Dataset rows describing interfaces
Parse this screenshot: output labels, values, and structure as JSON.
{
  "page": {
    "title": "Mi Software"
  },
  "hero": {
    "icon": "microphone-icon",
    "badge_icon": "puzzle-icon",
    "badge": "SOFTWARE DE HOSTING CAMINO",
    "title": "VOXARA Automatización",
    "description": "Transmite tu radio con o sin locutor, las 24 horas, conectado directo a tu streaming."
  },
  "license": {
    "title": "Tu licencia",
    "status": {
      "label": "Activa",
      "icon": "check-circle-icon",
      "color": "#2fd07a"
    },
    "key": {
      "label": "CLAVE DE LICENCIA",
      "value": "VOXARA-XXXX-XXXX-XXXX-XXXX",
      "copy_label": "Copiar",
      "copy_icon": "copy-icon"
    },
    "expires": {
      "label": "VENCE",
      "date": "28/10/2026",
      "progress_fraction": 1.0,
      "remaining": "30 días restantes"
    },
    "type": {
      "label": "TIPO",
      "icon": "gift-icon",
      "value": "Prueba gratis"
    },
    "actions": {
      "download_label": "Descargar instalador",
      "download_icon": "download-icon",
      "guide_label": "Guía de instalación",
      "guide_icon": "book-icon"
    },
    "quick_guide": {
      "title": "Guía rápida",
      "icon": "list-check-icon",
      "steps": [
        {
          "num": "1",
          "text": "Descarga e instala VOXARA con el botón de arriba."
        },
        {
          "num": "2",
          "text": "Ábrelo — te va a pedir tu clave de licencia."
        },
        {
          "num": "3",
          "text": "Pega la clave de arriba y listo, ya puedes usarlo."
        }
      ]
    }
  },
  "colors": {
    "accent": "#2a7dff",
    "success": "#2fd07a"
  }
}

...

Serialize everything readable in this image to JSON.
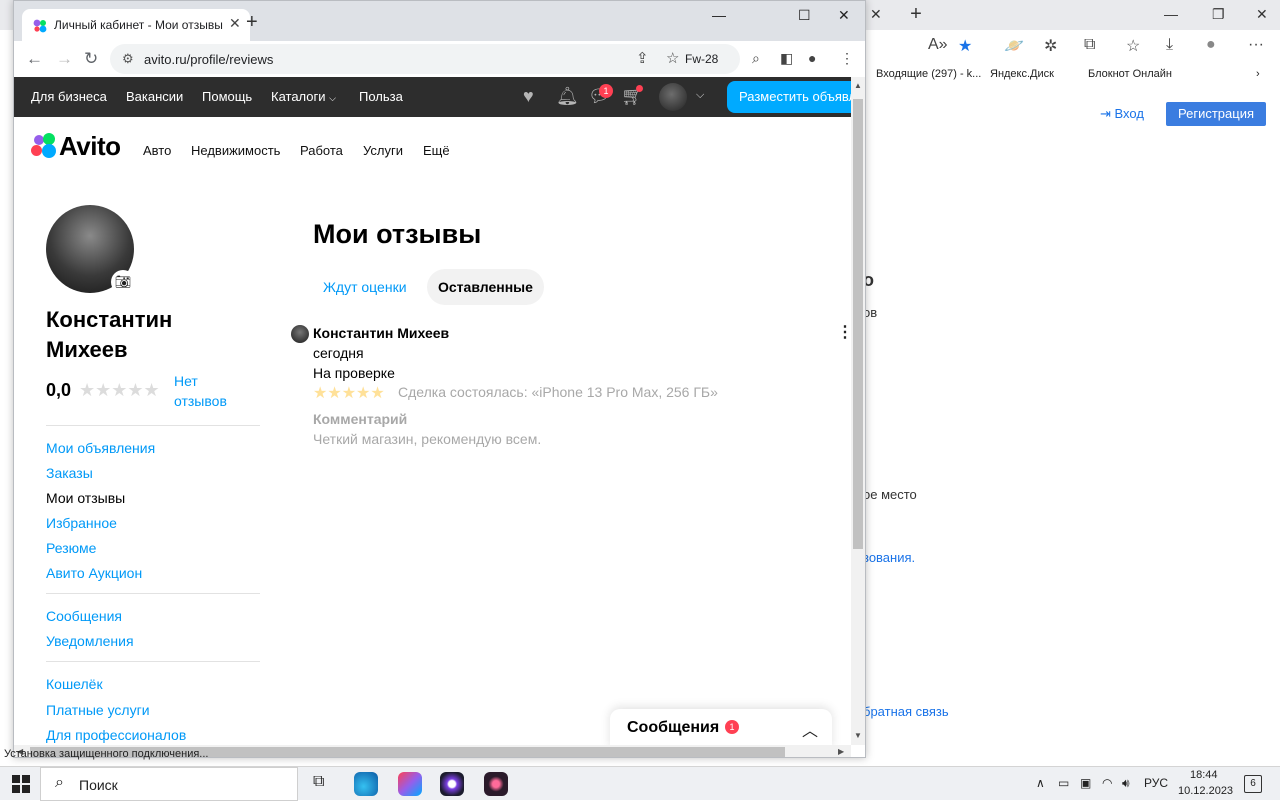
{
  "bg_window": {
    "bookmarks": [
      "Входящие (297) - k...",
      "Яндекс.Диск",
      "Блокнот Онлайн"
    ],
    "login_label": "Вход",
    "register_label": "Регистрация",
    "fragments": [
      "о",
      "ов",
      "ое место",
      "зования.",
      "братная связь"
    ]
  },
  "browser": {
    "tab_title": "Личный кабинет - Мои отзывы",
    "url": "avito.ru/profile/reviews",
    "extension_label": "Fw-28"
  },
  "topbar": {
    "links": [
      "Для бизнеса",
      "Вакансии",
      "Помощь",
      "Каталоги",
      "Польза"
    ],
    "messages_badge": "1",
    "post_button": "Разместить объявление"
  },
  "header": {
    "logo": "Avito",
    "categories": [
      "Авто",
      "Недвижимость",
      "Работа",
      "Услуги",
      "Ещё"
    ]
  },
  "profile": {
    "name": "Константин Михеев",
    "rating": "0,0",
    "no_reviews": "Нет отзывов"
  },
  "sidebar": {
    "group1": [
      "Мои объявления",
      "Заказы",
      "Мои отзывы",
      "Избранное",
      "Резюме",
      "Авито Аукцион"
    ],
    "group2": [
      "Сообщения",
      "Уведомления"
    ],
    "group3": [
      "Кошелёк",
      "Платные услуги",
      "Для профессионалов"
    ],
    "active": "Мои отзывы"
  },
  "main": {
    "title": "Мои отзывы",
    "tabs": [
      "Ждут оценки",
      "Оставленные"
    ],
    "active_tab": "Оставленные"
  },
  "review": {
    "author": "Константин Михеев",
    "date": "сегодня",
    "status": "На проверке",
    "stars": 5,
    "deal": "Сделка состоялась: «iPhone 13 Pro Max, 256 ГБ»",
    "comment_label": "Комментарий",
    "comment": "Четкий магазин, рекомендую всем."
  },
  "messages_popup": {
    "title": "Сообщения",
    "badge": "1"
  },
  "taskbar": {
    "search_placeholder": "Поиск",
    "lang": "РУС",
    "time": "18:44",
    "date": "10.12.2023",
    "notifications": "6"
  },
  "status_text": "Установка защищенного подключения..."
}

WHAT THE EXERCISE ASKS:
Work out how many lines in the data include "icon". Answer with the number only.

EXERCISE RESULT:
8